Yes, with Nim being the best-known example
You ask for a strongly solved game (presumably referring to the term in combinatorial game theory). According to Wikipedia, games that are strongly solved
Provide an algorithm that can produce perfect moves from any position, even if mistakes have already been made on one or both sides.
It goes on to note that in many cases, this is determined by brute force:
By contrast, "strong" proofs often proceed by brute force—using a computer to exhaustively search a game tree to figure out what would happen if perfect play were realized. The resulting proof gives an optimal strategy for every possible position on the board.
For instance, we can strongly solve 3x3 tic-tac-toe because we can brute force every possible combination and determine perfect moves. Of course, brute force is impossible for an infinite board size, and some games are only strongly solved up to a certain board size. For instance, Hex is only strongly solved up to a 6x6 board. Still, the hope is that this brute force on games like these will lead to an algorithm for perfect play that works for an infinite size (e.g. an NxN board).
The best studied strongly solved game is Nim, where an algorithm has been found that produces perfect play from any position of any size heaps and objects. This game can be played on a board (or just by drawing on a piece of paper), so it counts as a board game.

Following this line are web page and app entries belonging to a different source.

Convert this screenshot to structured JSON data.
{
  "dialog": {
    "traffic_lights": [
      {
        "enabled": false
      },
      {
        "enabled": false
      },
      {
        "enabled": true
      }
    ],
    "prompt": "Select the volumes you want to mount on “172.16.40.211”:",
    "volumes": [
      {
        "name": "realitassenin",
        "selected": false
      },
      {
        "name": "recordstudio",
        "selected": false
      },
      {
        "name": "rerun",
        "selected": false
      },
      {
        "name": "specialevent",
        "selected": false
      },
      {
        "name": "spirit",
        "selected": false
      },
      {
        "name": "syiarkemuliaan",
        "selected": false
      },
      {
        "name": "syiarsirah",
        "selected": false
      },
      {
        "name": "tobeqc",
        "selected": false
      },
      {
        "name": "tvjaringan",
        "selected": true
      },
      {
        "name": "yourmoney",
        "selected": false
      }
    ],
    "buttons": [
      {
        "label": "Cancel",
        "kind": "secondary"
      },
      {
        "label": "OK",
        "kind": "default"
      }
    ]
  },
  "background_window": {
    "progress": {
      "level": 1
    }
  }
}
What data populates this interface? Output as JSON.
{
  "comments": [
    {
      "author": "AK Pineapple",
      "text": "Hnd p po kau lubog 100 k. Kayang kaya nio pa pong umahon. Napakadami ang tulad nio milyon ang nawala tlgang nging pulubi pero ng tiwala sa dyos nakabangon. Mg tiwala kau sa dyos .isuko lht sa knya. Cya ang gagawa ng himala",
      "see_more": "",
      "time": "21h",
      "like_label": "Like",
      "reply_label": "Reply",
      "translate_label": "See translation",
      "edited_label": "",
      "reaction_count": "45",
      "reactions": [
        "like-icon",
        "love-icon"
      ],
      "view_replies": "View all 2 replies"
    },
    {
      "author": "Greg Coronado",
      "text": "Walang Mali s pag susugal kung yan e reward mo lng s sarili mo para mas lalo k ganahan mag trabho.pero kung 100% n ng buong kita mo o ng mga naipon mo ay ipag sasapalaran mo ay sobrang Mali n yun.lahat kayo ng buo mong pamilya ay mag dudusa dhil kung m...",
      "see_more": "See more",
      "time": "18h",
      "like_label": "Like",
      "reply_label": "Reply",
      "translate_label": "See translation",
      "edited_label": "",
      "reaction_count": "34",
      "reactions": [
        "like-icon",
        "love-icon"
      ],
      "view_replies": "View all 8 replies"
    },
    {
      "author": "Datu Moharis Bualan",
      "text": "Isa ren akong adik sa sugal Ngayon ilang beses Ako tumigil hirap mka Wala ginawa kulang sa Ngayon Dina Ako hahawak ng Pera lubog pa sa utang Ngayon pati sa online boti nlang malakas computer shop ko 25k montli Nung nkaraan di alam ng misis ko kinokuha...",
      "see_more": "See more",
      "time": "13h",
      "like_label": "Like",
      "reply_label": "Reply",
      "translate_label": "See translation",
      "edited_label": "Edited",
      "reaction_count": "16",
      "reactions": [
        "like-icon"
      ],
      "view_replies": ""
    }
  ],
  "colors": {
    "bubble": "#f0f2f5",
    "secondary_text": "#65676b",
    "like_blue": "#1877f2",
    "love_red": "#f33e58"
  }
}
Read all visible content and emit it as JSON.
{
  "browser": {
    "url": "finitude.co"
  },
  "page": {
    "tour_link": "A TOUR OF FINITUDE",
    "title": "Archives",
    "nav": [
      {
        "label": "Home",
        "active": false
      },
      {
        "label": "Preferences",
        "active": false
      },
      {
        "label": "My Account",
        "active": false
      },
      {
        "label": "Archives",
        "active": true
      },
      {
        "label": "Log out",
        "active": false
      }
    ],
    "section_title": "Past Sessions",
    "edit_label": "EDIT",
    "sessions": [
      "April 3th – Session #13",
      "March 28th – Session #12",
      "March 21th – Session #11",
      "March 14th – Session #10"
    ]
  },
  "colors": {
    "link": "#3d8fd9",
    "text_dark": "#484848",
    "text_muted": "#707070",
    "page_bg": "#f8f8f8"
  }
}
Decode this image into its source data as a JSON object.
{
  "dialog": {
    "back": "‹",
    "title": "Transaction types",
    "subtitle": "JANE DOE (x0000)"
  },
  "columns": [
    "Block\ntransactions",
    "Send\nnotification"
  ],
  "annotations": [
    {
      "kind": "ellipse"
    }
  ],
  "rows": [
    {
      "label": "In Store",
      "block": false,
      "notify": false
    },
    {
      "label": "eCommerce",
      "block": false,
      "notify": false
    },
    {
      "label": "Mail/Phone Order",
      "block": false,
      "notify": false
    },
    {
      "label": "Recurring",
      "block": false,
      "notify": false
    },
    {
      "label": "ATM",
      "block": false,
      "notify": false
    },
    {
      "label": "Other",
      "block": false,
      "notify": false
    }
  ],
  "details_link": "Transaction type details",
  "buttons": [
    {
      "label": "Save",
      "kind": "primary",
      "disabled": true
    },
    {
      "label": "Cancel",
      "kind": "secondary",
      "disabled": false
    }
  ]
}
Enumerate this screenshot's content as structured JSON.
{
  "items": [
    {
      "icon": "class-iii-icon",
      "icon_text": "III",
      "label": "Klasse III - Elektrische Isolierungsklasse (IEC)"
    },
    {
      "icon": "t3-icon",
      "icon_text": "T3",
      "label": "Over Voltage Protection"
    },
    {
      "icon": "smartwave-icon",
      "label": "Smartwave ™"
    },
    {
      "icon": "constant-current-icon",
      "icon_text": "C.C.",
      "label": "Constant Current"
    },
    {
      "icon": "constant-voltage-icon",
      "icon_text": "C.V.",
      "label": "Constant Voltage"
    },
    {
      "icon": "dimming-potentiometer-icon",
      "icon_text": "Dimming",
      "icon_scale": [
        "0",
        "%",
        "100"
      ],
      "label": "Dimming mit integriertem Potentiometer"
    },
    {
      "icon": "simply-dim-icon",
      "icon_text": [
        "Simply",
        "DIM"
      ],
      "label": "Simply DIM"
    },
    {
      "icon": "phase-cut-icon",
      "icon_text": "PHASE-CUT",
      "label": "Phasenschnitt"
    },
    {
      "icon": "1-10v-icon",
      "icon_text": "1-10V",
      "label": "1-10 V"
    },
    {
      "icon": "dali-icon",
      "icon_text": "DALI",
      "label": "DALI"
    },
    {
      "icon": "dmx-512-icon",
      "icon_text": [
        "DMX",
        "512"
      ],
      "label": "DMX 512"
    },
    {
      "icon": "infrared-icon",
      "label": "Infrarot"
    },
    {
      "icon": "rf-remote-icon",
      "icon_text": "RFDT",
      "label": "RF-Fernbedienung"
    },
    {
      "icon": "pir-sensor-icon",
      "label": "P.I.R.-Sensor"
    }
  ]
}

Most other combinatorial games are played on a fixed board and are not typically studied at NxN sizes. In some cases, an algorithm for those sizes may not be possible. As described above Hex has been strongly solved for a 6x6 board. However, an algorithm that works for NxN boards is unlikely to be found because the problem is PSPACE-complete, meaning that the number of possibles moves increases polynomially in relation to the size of the board, and it would take a polynomial amount of time to solve the game for a given size. It is suspected that this type of game is unsolvable because calculating for an infinite size would take a polynomially infinite amount of time.
Note that games like Chess, Checkers, and Go are EXPTIME-complete, which means that the number of possible moves increases exponentially in relation to the size of the board. Since an infinite board takes exponentially infinite time to solve, EXPTIME-complete problems like this one are also suspected to be unsolvable. Since exponential time takes longer than polynomial time, and PSPAE-complete problems are suspected to be unsolvable, EXPTIME-complete problems are generally considered to be completely unsolvable.
For reference, it took 18 years to strongly solve 8×8 checkers by brute force. It would take exponentially more work to solve a 9x9 board.
(It's been a long time since I've studied this stuff, but I vaguely recall some research considering what impact quantum computers might have on this type of problem. As I recall, it might be possible to reduce a PSPACE problem to a P problem, which can be efficiently solved in polynomial time regardless of the size of the input. That said, I'm not an expert in this field, so take it worth a grain of salt.)
Caveat: I'm not an expert in this field and it's been years since I've studied it. If I've made any incorrect statements about PSPACE-Complete etc. in this answer, please point it out in the comments or correct it.